EXERCISE: Copy the lines below word for word, skipping any image.

______

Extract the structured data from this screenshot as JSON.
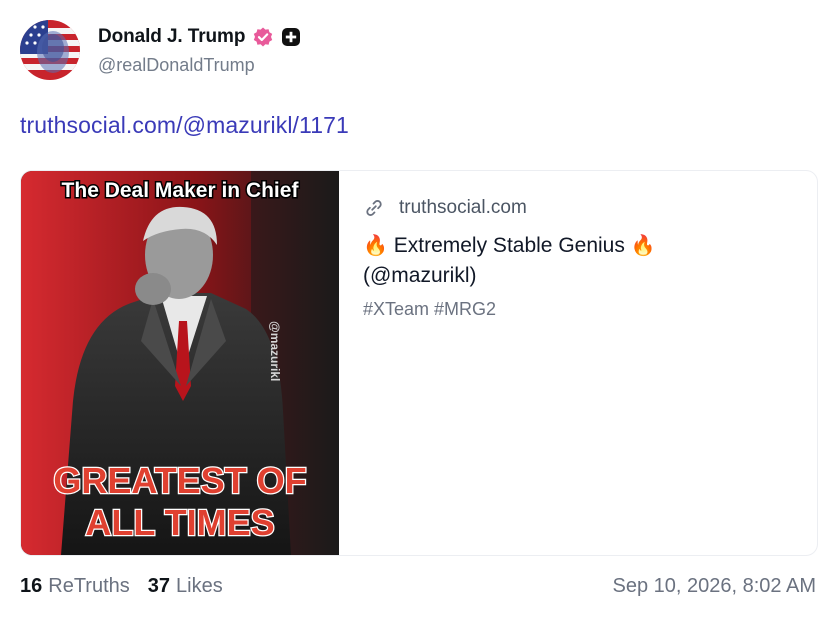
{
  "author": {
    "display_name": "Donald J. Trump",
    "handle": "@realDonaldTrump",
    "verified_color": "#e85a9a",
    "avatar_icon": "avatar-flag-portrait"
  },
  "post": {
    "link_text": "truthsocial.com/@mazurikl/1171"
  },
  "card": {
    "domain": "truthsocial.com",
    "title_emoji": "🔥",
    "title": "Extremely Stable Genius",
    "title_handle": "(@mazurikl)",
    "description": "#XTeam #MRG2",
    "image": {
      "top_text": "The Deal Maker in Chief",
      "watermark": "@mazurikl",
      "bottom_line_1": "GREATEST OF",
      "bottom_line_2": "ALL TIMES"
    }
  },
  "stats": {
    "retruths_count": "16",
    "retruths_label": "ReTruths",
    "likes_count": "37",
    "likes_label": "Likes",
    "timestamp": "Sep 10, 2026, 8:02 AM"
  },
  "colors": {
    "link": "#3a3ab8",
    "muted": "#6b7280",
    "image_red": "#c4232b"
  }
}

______

WRITTEN REPLY:
Extract the structured data from this screenshot as JSON.
{
  "author": {
    "display_name": "Donald J. Trump",
    "handle": "@realDonaldTrump",
    "verified_color": "#e85a9a",
    "avatar_icon": "avatar-flag-portrait"
  },
  "post": {
    "link_text": "truthsocial.com/@mazurikl/1171"
  },
  "card": {
    "domain": "truthsocial.com",
    "title_emoji": "🔥",
    "title": "Extremely Stable Genius",
    "title_handle": "(@mazurikl)",
    "description": "#XTeam #MRG2",
    "image": {
      "top_text": "The Deal Maker in Chief",
      "watermark": "@mazurikl",
      "bottom_line_1": "GREATEST OF",
      "bottom_line_2": "ALL TIMES"
    }
  },
  "stats": {
    "retruths_count": "16",
    "retruths_label": "ReTruths",
    "likes_count": "37",
    "likes_label": "Likes",
    "timestamp": "Sep 10, 2026, 8:02 AM"
  },
  "colors": {
    "link": "#3a3ab8",
    "muted": "#6b7280",
    "image_red": "#c4232b"
  }
}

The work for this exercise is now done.